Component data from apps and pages
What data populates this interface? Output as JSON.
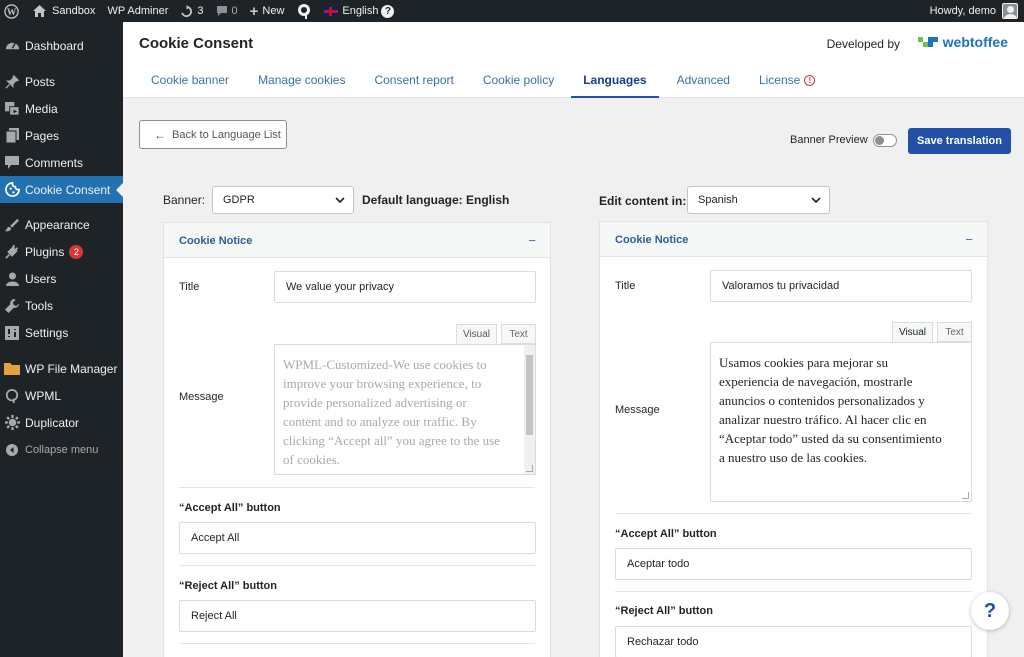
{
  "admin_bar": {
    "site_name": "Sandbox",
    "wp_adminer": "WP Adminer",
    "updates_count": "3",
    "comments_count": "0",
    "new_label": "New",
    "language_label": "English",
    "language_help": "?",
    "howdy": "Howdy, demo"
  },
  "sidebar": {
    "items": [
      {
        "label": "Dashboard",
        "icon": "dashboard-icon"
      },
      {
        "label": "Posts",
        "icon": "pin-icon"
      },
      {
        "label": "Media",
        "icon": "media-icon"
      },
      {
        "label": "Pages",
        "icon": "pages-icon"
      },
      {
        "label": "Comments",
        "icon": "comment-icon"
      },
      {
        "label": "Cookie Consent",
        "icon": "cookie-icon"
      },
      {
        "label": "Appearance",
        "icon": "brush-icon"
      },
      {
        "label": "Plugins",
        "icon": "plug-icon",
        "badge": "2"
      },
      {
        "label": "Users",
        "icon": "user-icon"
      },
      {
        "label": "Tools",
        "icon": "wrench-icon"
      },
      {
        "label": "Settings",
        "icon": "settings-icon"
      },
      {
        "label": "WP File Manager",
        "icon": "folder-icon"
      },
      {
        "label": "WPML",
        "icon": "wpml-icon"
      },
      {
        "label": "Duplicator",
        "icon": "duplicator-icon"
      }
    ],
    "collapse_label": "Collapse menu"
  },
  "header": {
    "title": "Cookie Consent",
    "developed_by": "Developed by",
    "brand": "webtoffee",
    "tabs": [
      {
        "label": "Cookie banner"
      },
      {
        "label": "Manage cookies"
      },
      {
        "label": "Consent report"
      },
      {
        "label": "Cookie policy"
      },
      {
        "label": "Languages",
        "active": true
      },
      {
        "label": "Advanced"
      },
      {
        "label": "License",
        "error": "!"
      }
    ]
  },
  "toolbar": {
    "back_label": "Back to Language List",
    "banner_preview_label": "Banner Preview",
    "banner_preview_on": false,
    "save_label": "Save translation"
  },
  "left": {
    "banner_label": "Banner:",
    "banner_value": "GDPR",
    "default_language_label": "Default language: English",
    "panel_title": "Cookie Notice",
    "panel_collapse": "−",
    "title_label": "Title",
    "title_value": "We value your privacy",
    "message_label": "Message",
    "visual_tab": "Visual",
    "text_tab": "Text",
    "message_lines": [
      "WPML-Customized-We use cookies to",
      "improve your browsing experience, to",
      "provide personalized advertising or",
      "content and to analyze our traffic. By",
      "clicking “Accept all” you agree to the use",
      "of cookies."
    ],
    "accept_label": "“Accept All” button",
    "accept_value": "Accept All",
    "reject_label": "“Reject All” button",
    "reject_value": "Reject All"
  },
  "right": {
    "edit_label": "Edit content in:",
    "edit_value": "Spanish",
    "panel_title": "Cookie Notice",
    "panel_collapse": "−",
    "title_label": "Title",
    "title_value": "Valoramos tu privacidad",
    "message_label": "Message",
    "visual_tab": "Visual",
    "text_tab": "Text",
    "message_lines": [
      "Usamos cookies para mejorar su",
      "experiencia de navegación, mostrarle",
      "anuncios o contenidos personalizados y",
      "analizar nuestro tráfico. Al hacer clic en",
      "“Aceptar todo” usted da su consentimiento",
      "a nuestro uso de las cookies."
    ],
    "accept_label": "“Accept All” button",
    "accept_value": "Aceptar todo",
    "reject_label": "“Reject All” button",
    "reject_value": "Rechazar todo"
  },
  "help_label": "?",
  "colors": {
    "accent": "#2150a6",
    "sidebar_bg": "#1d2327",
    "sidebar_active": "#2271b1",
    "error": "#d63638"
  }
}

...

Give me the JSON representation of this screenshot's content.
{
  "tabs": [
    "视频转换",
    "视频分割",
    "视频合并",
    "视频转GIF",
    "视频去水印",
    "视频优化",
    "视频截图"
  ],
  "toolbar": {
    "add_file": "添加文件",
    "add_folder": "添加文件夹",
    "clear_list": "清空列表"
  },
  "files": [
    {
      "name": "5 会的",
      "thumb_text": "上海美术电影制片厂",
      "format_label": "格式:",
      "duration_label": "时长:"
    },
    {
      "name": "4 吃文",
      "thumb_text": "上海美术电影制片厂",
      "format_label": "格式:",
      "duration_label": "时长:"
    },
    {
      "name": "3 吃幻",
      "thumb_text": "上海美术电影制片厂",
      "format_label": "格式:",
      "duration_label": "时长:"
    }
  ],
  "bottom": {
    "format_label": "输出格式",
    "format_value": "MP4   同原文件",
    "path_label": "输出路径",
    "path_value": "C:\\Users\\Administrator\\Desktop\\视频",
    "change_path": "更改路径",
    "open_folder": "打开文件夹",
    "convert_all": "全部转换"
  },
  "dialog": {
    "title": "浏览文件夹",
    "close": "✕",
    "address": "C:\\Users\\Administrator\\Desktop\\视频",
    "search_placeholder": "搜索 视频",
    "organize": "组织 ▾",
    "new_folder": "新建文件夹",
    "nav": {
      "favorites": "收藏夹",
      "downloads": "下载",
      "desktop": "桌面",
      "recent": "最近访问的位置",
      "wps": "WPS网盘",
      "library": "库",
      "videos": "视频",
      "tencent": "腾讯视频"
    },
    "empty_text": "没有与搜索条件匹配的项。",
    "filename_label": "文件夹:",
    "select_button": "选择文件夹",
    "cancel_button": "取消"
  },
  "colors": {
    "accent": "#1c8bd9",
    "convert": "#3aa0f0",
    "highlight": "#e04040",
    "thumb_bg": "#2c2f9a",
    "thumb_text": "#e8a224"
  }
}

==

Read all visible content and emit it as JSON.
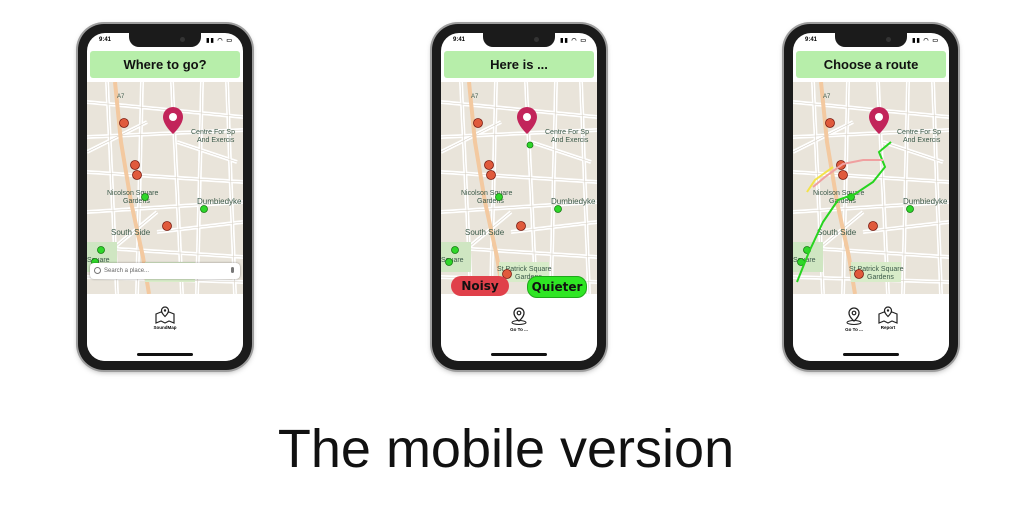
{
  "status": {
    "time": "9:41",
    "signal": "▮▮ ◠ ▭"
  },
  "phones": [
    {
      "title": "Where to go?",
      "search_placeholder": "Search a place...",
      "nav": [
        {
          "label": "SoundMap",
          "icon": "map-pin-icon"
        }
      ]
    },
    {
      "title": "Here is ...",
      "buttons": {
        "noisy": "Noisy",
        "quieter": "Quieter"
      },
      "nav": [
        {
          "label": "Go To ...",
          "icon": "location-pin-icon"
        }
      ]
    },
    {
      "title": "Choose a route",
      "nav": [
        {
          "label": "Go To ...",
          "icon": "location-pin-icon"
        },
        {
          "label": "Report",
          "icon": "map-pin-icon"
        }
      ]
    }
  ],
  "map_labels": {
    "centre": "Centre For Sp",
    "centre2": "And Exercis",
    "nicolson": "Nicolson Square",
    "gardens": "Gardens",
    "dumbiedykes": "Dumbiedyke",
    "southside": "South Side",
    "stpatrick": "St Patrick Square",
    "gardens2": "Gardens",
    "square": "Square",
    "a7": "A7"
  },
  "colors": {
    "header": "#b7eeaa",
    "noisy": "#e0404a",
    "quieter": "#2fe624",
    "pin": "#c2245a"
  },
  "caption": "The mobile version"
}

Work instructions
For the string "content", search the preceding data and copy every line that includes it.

Final answer
      "content and to analyze our traffic. By",
    "edit_label": "Edit content in:",
Give me the JSON representation of this screenshot's content.
Read all visible content and emit it as JSON.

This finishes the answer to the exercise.